Whose Body? - Ch 9 - Dorothy L Sayers
Whose Body? - Ch 9 Dorothy L Sayers Mr. Parker, summoned the next morning to 110 Piccadilly, arrived to find the Dowager Duchess in possession. She greeted him charmingly. “I am going to take this silly boy down to Denver for the week-end,” she said, indicating Peter, who was writing and only acknowledged his friend’s entrance with a brief nod. “He’s been doing too much—running about to Salisbury and places and up till all hours of the night—you really shouldn’t encourage him, Mr. Parker, it’s very naughty of you—waking poor Bunter up in the middle of the night with scares about Germans, as if that wasn’t all over years ago, and he hasn’t had an attack for ages, but there! Nerves are such funny things, and Peter always did have nightmares when he was quite a little boy—though very often of course it was only a little pill he wanted; but he was so dreadfully bad in 1918, you know,”
Whose Body? - Ch 8 - Dorothy L Sayers
Whose Body? - Ch 8 Dorothy L Sayers Lord Peter reached home about midnight, feeling extraordinarily wakeful and alert. Something was jigging and worrying in his brain; it felt like a hive of bees, stirred up by a stick. He felt as though he were looking at a complicated riddle, of which he had once been told the answer but had forgotten it and was always on the point of remembering. “Somewhere,” said Lord Peter to himself, “somewhere I’ve got the key to these two things. I know I’ve got it, only I can’t remember what it is. Somebody said it. Perhaps I said it. I can’t remember where, but I know I’ve got it. Go to bed, Bunter, I shall sit up a little. I’ll just slip on a dressing-gown.”
Whose Body? - Ch 7 - Dorothy L Sayers
Whose Body? - Ch 7 Dorothy L Sayers On returning to the flat just before lunch-time on the following morning, after a few confirmatory researches in Balham and the neighbourhood of Victoria Station, Lord Peter was greeted at the door by Mr. Bunter (who had gone straight home from Waterloo) with a telephone message and a severe and nursemaid-like eye. “Lady Swaffham rang up, my lord, and said she hoped your lordship had not forgotten you were lunching with her.” “I have forgotten, Bunter, and I mean to forget.
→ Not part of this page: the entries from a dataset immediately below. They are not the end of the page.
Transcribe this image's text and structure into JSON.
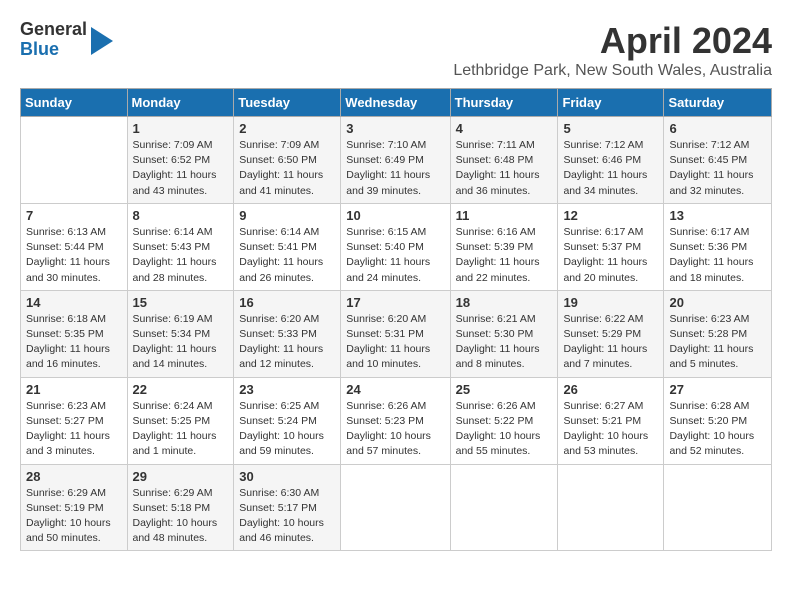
{
  "logo": {
    "line1": "General",
    "line2": "Blue"
  },
  "title": "April 2024",
  "location": "Lethbridge Park, New South Wales, Australia",
  "days_of_week": [
    "Sunday",
    "Monday",
    "Tuesday",
    "Wednesday",
    "Thursday",
    "Friday",
    "Saturday"
  ],
  "weeks": [
    [
      {
        "day": "",
        "sunrise": "",
        "sunset": "",
        "daylight": ""
      },
      {
        "day": "1",
        "sunrise": "Sunrise: 7:09 AM",
        "sunset": "Sunset: 6:52 PM",
        "daylight": "Daylight: 11 hours and 43 minutes."
      },
      {
        "day": "2",
        "sunrise": "Sunrise: 7:09 AM",
        "sunset": "Sunset: 6:50 PM",
        "daylight": "Daylight: 11 hours and 41 minutes."
      },
      {
        "day": "3",
        "sunrise": "Sunrise: 7:10 AM",
        "sunset": "Sunset: 6:49 PM",
        "daylight": "Daylight: 11 hours and 39 minutes."
      },
      {
        "day": "4",
        "sunrise": "Sunrise: 7:11 AM",
        "sunset": "Sunset: 6:48 PM",
        "daylight": "Daylight: 11 hours and 36 minutes."
      },
      {
        "day": "5",
        "sunrise": "Sunrise: 7:12 AM",
        "sunset": "Sunset: 6:46 PM",
        "daylight": "Daylight: 11 hours and 34 minutes."
      },
      {
        "day": "6",
        "sunrise": "Sunrise: 7:12 AM",
        "sunset": "Sunset: 6:45 PM",
        "daylight": "Daylight: 11 hours and 32 minutes."
      }
    ],
    [
      {
        "day": "7",
        "sunrise": "Sunrise: 6:13 AM",
        "sunset": "Sunset: 5:44 PM",
        "daylight": "Daylight: 11 hours and 30 minutes."
      },
      {
        "day": "8",
        "sunrise": "Sunrise: 6:14 AM",
        "sunset": "Sunset: 5:43 PM",
        "daylight": "Daylight: 11 hours and 28 minutes."
      },
      {
        "day": "9",
        "sunrise": "Sunrise: 6:14 AM",
        "sunset": "Sunset: 5:41 PM",
        "daylight": "Daylight: 11 hours and 26 minutes."
      },
      {
        "day": "10",
        "sunrise": "Sunrise: 6:15 AM",
        "sunset": "Sunset: 5:40 PM",
        "daylight": "Daylight: 11 hours and 24 minutes."
      },
      {
        "day": "11",
        "sunrise": "Sunrise: 6:16 AM",
        "sunset": "Sunset: 5:39 PM",
        "daylight": "Daylight: 11 hours and 22 minutes."
      },
      {
        "day": "12",
        "sunrise": "Sunrise: 6:17 AM",
        "sunset": "Sunset: 5:37 PM",
        "daylight": "Daylight: 11 hours and 20 minutes."
      },
      {
        "day": "13",
        "sunrise": "Sunrise: 6:17 AM",
        "sunset": "Sunset: 5:36 PM",
        "daylight": "Daylight: 11 hours and 18 minutes."
      }
    ],
    [
      {
        "day": "14",
        "sunrise": "Sunrise: 6:18 AM",
        "sunset": "Sunset: 5:35 PM",
        "daylight": "Daylight: 11 hours and 16 minutes."
      },
      {
        "day": "15",
        "sunrise": "Sunrise: 6:19 AM",
        "sunset": "Sunset: 5:34 PM",
        "daylight": "Daylight: 11 hours and 14 minutes."
      },
      {
        "day": "16",
        "sunrise": "Sunrise: 6:20 AM",
        "sunset": "Sunset: 5:33 PM",
        "daylight": "Daylight: 11 hours and 12 minutes."
      },
      {
        "day": "17",
        "sunrise": "Sunrise: 6:20 AM",
        "sunset": "Sunset: 5:31 PM",
        "daylight": "Daylight: 11 hours and 10 minutes."
      },
      {
        "day": "18",
        "sunrise": "Sunrise: 6:21 AM",
        "sunset": "Sunset: 5:30 PM",
        "daylight": "Daylight: 11 hours and 8 minutes."
      },
      {
        "day": "19",
        "sunrise": "Sunrise: 6:22 AM",
        "sunset": "Sunset: 5:29 PM",
        "daylight": "Daylight: 11 hours and 7 minutes."
      },
      {
        "day": "20",
        "sunrise": "Sunrise: 6:23 AM",
        "sunset": "Sunset: 5:28 PM",
        "daylight": "Daylight: 11 hours and 5 minutes."
      }
    ],
    [
      {
        "day": "21",
        "sunrise": "Sunrise: 6:23 AM",
        "sunset": "Sunset: 5:27 PM",
        "daylight": "Daylight: 11 hours and 3 minutes."
      },
      {
        "day": "22",
        "sunrise": "Sunrise: 6:24 AM",
        "sunset": "Sunset: 5:25 PM",
        "daylight": "Daylight: 11 hours and 1 minute."
      },
      {
        "day": "23",
        "sunrise": "Sunrise: 6:25 AM",
        "sunset": "Sunset: 5:24 PM",
        "daylight": "Daylight: 10 hours and 59 minutes."
      },
      {
        "day": "24",
        "sunrise": "Sunrise: 6:26 AM",
        "sunset": "Sunset: 5:23 PM",
        "daylight": "Daylight: 10 hours and 57 minutes."
      },
      {
        "day": "25",
        "sunrise": "Sunrise: 6:26 AM",
        "sunset": "Sunset: 5:22 PM",
        "daylight": "Daylight: 10 hours and 55 minutes."
      },
      {
        "day": "26",
        "sunrise": "Sunrise: 6:27 AM",
        "sunset": "Sunset: 5:21 PM",
        "daylight": "Daylight: 10 hours and 53 minutes."
      },
      {
        "day": "27",
        "sunrise": "Sunrise: 6:28 AM",
        "sunset": "Sunset: 5:20 PM",
        "daylight": "Daylight: 10 hours and 52 minutes."
      }
    ],
    [
      {
        "day": "28",
        "sunrise": "Sunrise: 6:29 AM",
        "sunset": "Sunset: 5:19 PM",
        "daylight": "Daylight: 10 hours and 50 minutes."
      },
      {
        "day": "29",
        "sunrise": "Sunrise: 6:29 AM",
        "sunset": "Sunset: 5:18 PM",
        "daylight": "Daylight: 10 hours and 48 minutes."
      },
      {
        "day": "30",
        "sunrise": "Sunrise: 6:30 AM",
        "sunset": "Sunset: 5:17 PM",
        "daylight": "Daylight: 10 hours and 46 minutes."
      },
      {
        "day": "",
        "sunrise": "",
        "sunset": "",
        "daylight": ""
      },
      {
        "day": "",
        "sunrise": "",
        "sunset": "",
        "daylight": ""
      },
      {
        "day": "",
        "sunrise": "",
        "sunset": "",
        "daylight": ""
      },
      {
        "day": "",
        "sunrise": "",
        "sunset": "",
        "daylight": ""
      }
    ]
  ]
}
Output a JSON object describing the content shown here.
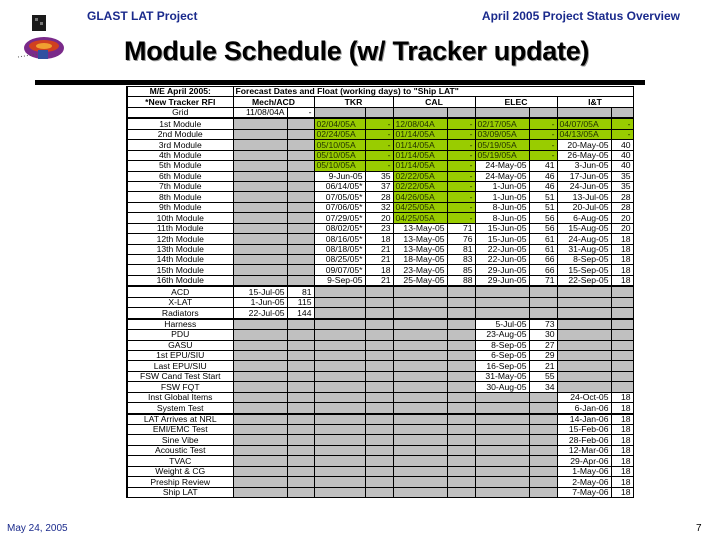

I trust you told her I had succumbed to lethargic encephalitis suddenly, no flowers by request.” “Lady Swaffham said, my lord, she was counting on you. She met the Duchess of Denver yesterday—”
Whose Body? - Ch 6 - Dorothy L Sayers
Whose Body? - Ch 6 Dorothy L Sayers It was, in fact, inconvenient for Mr. Parker to leave London. He had had to go and see Lady Levy towards the end of the morning, and subsequently his plans for the day had been thrown out of gear and his movements delayed by the discovery that the adjourned inquest of Mr. Thipps’s unknown visitor was to be held that afternoon, since nothing very definite seemed forthcoming from Inspector Sugg’s inquiries. Jury and witnesses had been convened accordingly for three o’clock. Mr. Parker might altogether have missed the event, had he not run against Sugg that morning at the Yard and extracted the information from him as one would a reluctant tooth. Inspector Sugg, indeed, considered Mr. Parker rather interfering; moreover, he was hand-in-glove with Lord Peter Wimsey, and Inspector Sugg had no words for the interferingness of Lord Peter.